If President Obama had a son, he would look like Trayvon Martin. And the president's son would thereby find himself at significantly greater risk of running afoul of the so-called "war on drugs" than, say, a son of George W. Bush. A Trayvon Obama might be 57 times more likely than a Trayvon Bush to be imprisoned on drug charges.
This is not because he would be 57 times more likely to commit a drug crime. To the contrary, white men commit the vast majority of the nation's drug crimes. But black men do the vast majority of the nation's drug time.
So it is difficult to be anything but disappointed at Obama's recent declaration in Colombia that "legalization is not the answer" to the international drug problem. The president argued that drug dealers might come to "dominate certain countries if they were allowed to operate legally," which "could be just as corrupting, if not more corrupting, than the status quo."
One wonders if the president forgot to engage brain before operating mouth. Dealers might "dominate certain countries"? Has Obama never heard of Mexico, that country on our southern border where drug dealers operate as a virtual shadow government in some areas? Is he unfamiliar with Colombia, his host nation, where the government battled a drug cartel brutal and brazen enough to attack the Supreme Court and assassinate the attorney general? The scenario Obama warns against actually came to pass long ago.
Similarly, it is a mystery how the manufacture and sale of a legal product could be "just as corrupting, if not more corrupting, than the status quo." How could that be, given that there would no longer be a need for drug merchants to bribe judges, politicians, and police for protection? What reason is there to believe a legal market in drugs would be any more prone to corruption than the legal markets in cigarettes and alcohol? Or popcorn and chocolate?
The president's reasoning is about as sturdy as a cardboard box in a monsoon.
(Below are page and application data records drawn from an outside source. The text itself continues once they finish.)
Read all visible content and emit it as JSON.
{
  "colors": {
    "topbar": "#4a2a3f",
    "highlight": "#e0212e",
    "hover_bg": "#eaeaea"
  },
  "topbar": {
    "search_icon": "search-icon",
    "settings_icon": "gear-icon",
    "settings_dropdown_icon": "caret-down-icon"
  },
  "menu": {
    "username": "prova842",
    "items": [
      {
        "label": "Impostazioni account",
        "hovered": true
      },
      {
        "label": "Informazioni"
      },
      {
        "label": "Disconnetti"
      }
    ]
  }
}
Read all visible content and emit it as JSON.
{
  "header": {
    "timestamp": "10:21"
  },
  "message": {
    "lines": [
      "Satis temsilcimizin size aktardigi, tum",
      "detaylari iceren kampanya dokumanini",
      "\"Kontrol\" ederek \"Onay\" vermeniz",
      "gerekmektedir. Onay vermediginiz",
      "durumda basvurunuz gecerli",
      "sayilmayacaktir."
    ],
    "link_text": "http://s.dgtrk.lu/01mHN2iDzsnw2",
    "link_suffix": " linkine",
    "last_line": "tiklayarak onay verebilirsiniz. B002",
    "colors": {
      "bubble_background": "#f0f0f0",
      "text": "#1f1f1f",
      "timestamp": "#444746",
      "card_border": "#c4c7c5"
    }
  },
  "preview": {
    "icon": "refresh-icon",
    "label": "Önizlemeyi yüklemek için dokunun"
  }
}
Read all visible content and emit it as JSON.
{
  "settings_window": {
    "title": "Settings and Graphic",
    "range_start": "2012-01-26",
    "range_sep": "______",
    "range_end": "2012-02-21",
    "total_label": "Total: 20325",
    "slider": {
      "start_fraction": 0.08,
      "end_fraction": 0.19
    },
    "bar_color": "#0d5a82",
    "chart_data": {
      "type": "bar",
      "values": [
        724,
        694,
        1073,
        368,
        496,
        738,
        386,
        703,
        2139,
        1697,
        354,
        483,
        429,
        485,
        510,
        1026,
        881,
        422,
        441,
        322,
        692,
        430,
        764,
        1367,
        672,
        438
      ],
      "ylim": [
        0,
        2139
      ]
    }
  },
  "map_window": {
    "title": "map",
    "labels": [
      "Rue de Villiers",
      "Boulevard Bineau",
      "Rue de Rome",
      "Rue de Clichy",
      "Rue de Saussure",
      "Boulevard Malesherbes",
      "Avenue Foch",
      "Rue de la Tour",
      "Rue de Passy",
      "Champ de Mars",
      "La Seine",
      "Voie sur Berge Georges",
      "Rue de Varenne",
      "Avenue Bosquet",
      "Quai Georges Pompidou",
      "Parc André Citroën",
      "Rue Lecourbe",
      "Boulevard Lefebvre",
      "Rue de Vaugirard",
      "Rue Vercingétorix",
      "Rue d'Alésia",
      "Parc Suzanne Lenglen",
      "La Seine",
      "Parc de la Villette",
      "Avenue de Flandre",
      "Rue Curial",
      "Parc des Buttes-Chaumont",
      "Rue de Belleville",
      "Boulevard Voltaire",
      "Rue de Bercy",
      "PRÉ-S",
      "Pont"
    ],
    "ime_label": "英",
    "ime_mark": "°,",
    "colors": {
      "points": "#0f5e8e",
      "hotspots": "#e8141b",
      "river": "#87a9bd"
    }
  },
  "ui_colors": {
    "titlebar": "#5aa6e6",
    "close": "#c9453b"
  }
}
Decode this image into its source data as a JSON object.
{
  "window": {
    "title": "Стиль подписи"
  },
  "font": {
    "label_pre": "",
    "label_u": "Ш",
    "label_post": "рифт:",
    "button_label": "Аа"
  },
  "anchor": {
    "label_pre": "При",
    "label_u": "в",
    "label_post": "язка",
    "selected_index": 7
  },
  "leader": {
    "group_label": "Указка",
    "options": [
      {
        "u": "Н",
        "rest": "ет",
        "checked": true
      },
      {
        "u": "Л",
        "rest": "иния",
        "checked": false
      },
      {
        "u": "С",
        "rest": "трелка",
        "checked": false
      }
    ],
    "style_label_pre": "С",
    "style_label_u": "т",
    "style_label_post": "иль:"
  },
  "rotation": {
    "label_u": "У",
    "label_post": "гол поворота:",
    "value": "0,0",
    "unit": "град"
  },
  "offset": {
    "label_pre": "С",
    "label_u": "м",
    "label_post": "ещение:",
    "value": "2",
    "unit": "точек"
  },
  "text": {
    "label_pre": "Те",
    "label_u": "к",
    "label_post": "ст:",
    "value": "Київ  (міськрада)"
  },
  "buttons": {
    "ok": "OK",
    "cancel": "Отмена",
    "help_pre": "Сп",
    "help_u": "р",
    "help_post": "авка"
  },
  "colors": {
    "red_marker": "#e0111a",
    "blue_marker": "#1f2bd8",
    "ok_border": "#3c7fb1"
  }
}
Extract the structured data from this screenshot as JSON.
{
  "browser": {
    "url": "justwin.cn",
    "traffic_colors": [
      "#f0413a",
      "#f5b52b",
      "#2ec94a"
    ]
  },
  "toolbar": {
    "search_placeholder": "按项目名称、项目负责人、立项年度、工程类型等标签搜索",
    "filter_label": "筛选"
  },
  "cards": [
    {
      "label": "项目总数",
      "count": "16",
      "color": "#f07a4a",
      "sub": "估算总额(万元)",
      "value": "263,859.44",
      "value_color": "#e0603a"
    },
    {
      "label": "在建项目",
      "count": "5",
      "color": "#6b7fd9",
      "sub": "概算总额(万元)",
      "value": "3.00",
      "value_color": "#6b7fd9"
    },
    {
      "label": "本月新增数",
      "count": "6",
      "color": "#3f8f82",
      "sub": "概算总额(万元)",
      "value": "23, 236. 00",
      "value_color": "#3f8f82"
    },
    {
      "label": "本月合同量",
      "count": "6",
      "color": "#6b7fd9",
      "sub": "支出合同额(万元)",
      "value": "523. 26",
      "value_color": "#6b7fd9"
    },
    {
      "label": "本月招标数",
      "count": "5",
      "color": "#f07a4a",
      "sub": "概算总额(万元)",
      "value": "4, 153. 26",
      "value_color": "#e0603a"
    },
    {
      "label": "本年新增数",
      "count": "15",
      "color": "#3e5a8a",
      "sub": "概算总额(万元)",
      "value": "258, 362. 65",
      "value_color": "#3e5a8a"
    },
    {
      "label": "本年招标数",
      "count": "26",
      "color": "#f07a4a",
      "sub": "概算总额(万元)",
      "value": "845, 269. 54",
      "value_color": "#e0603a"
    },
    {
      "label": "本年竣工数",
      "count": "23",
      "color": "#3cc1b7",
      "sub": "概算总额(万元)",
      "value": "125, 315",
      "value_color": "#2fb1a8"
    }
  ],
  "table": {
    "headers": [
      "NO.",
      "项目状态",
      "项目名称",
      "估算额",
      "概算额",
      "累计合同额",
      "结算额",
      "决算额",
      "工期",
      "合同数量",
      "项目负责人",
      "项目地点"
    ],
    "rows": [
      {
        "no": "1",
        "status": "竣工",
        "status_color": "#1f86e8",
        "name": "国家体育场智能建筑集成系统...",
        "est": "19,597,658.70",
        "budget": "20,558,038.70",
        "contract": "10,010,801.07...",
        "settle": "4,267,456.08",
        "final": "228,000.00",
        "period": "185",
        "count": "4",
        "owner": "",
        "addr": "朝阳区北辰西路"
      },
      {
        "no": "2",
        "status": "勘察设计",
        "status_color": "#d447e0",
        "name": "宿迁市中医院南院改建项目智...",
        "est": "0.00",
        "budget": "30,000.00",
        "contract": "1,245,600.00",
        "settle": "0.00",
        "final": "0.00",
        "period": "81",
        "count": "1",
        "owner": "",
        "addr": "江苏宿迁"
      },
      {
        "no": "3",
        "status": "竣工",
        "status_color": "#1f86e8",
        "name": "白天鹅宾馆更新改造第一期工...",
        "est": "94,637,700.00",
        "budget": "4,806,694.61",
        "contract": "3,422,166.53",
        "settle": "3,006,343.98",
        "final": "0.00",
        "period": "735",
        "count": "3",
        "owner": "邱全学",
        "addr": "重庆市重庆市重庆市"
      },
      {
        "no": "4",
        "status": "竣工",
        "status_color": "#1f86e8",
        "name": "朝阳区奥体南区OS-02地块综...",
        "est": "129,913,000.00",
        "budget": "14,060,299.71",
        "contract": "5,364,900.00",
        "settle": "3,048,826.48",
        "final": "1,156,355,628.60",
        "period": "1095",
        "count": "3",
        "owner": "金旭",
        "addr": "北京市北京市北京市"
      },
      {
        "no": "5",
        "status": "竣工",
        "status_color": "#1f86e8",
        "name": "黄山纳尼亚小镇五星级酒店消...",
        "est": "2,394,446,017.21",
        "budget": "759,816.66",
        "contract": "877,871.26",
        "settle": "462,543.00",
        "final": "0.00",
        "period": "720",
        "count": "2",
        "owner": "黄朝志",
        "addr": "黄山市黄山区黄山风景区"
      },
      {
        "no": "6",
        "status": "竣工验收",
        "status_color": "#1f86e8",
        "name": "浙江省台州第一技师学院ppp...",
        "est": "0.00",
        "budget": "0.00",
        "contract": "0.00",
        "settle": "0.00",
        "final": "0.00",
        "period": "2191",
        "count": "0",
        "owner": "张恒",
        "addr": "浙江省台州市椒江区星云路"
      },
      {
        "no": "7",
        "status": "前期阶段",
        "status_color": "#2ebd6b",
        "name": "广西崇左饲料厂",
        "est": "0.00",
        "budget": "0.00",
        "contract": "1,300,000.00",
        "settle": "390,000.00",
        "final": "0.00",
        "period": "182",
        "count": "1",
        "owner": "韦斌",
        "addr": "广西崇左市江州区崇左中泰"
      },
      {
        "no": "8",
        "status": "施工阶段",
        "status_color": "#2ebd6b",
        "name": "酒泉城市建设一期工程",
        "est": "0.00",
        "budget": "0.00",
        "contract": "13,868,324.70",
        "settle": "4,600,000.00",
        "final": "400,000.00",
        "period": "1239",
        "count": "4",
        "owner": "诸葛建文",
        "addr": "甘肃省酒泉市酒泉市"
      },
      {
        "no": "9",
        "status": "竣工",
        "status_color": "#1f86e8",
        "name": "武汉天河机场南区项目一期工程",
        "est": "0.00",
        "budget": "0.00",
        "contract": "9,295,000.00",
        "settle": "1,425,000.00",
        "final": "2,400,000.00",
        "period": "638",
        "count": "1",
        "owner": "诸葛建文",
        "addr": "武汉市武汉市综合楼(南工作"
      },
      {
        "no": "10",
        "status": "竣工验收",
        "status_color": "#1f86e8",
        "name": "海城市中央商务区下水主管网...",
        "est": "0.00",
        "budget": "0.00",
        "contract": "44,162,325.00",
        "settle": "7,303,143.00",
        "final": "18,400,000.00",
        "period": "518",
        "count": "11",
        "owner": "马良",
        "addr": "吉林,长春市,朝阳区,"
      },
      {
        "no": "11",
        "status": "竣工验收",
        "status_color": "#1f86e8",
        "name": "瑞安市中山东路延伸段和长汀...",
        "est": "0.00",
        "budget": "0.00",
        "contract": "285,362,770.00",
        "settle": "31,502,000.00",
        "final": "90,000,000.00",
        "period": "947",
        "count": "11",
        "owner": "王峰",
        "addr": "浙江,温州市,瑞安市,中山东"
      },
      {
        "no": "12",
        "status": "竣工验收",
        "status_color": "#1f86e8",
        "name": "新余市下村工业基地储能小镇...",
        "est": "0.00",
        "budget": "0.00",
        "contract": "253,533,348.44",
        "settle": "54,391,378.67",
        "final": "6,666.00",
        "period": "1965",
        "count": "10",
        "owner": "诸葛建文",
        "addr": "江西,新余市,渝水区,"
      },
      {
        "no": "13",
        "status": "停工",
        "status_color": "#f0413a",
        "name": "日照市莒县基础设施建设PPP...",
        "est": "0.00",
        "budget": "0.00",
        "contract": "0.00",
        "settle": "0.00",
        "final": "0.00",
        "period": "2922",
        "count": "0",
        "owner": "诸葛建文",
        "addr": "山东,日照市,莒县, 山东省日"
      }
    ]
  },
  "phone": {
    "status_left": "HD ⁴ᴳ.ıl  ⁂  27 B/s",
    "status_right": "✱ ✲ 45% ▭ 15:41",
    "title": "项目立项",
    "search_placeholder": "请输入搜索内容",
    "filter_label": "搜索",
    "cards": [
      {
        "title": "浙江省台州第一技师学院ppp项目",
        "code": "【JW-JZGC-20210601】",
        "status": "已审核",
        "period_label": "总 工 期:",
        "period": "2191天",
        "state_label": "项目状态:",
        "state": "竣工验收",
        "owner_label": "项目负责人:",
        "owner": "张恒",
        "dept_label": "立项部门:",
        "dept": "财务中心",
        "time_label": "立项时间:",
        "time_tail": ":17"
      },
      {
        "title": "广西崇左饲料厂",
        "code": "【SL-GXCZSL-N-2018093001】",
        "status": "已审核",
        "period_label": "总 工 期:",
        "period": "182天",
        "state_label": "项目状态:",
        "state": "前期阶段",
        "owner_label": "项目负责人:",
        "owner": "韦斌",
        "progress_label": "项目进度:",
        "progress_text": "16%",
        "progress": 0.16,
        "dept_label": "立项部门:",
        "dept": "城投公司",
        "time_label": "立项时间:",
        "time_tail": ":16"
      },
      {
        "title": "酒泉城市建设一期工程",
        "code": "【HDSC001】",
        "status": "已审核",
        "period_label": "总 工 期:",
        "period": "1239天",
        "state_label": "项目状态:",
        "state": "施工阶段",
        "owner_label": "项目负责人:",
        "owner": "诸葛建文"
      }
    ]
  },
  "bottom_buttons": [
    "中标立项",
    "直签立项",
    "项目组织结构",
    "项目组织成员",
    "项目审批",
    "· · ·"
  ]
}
Even he must know that the drug war has failed. Several numbers quantify that failure:
41: That's how many years the "war" has raged.
40 million-plus: That's how many Americans have been arrested.
$1 trillion-plus: That's the cost.
2,800 percent: That's how much drug use has risen.
1.3 percent: That's the share of Americans who were drug-addicted in 1914.
1.3 percent: That's the share of Americans who are drug-addicted now.
These numbers came from Law Enforcement Against Prohibition, a group of cops, judges, Drug Enforcement Administration agents and other drug warriors who are demanding an end to the drug war. They call to mind an old axiom: The definition of crazy is to continue doing the same thing but expecting a different result.
That said, it is not difficult to understand why the president — or anyone — might flinch at the notion of legalizing drugs. It is a big, revolutionary idea, an idea that would change the way things have been done since forever. If someone feels a need to pause before crossing that line, that's understandable.
But let none of us do as the president did: hide behind a specious argument that offers no solution, no way forward, and, most critically, no leadership.
Drug legalization is not the answer? OK, Mr. President, fair enough.